For years, the NWS snow forecast maps have been sometimes hard to find and inconsistent from WFO to WFO. I decided that it’s time for one web site that has links to ALL of the NWS snow forecast maps across the CONUS.

I also displayed many of the Mid-Atlantic maps directly on the page for one-stop browsing. They were chosen because I am currently D.C./Mid-Atlantic focused, and they suit my needs the most.

At the moment, I have the Northeast and Mid-Atlantic offices completed. I will hopefully have the rest done by the end of the week (at which point I will update this post).


A much colder January than you might expect!

As the first half of January comes into better focus, it appears that the blocking pattern over the Atlantic which has allowed the eastern half of the U.S. to be so cold in December will be making a comeback for a good part of January, which means another round of cold weather (but perhaps not as cold as December in the eastern half of the U.S.).

The forecast made by me (and made similarly by many others before December) argues for a more typical La Niña January, which calls for above normal temperatures through most of the country. However, typical La Niñas do not feature a large blocking pattern over the Atlantic, which prevents storms from progressing eastwards over the Atlantic Ocean. Instead, these storm systems retrograde, or move westwards, across Canada. The result is a greater northwesterly flow across North America, which, coupled with cold air from Siberia and western Canada, brings deep cold all the way down into the Southeast U.S. Conversely, the flow of maritime air from the Atlantic into eastern Canada results in above normal temperatures in that region.
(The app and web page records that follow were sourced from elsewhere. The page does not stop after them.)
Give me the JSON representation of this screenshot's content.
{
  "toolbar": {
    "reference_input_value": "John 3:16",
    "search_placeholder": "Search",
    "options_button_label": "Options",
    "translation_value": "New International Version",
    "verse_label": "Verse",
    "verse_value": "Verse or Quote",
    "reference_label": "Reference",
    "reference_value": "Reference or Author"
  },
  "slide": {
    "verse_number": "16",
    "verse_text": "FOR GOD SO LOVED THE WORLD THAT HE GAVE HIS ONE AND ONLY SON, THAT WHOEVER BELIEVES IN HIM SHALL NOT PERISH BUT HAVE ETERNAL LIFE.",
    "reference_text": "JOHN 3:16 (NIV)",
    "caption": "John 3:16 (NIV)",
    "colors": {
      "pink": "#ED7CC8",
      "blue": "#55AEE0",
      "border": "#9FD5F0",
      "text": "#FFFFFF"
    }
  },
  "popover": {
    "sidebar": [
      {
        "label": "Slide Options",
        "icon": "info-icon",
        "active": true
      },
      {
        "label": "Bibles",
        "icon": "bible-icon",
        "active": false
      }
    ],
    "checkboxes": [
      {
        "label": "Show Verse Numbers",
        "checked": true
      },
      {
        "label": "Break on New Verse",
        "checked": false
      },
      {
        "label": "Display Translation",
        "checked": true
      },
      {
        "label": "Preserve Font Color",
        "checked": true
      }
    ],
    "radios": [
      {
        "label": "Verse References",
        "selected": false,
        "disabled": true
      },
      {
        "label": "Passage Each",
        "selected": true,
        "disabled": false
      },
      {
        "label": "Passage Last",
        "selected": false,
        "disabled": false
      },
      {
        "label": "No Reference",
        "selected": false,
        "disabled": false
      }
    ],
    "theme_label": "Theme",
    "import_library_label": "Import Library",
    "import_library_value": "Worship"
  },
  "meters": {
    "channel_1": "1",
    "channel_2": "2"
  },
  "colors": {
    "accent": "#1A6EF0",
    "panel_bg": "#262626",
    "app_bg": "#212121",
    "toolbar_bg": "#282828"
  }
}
What will be different this time around is the weather pattern in the West, which favors more storm systems digging southward along the West Coast as opposed to diving in west of the Rockies. The result will draw the below normal temperatures into most of the West as the upper-level energy travels across the southern U.S. The flow coming out of the mid-continent will suppress these storms and keep them further south than what would normally happen if there was no blocking pattern. Should the blocking pattern relax, these storm systems would be able to run northeast in the eastern U.S., which would bring the return of near normal to above normal temperatures to the East.
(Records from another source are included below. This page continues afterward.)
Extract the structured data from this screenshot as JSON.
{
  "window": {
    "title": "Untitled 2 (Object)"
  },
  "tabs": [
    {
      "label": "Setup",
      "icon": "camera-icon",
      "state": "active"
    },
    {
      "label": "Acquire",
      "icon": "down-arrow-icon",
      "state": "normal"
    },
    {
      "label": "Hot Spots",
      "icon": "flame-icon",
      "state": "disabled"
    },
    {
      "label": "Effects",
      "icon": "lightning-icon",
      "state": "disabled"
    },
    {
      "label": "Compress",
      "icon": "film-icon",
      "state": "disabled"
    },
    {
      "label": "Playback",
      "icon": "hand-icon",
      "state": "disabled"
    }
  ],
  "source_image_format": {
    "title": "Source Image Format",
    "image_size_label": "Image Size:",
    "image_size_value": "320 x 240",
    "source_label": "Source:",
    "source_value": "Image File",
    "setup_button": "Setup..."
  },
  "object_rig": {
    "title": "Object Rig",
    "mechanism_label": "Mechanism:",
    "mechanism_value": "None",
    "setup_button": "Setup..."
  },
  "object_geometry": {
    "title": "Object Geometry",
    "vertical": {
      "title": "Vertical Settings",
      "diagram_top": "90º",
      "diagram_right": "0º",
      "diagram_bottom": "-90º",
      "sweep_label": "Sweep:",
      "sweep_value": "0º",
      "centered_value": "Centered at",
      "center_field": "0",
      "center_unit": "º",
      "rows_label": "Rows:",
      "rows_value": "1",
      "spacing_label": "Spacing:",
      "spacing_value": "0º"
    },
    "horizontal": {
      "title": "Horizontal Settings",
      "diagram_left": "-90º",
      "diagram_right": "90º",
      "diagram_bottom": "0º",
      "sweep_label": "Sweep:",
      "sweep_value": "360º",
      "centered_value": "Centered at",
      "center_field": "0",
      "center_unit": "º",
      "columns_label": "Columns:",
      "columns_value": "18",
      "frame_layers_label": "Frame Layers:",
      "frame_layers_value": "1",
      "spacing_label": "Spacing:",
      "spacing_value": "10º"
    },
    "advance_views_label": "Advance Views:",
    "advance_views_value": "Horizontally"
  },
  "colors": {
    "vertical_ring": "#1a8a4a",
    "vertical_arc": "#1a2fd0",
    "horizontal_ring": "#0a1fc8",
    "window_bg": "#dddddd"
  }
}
The result of the January weather pattern would be below normal temperatures for nearly the whole U.S., but the cold will at least be less dramatic in the eastern U.S. as was seen in December, which had a much more meridional flow with above normal temperatures in the western U.S.

If we were to keep this blocking pattern for most of January, this is what we could be looking at with respect to temperature:

– Warmer West
– Warmer Southeast/Mid-Atlantic
– Colder mid-country/Southeast
– Warmer Great Lakes/Northeast

Did I just say the Southeast had warmer AND colder risks? I most certainly did. Why? Because with more storm systems digging into the West, we could see them lift north more quickly as they work into the Southeast. This goes for the Mid-Atlantic as well. Conversely, if the blocking pattern we get is stronger than expected, the deep cold would be able to work farther into the Southeast.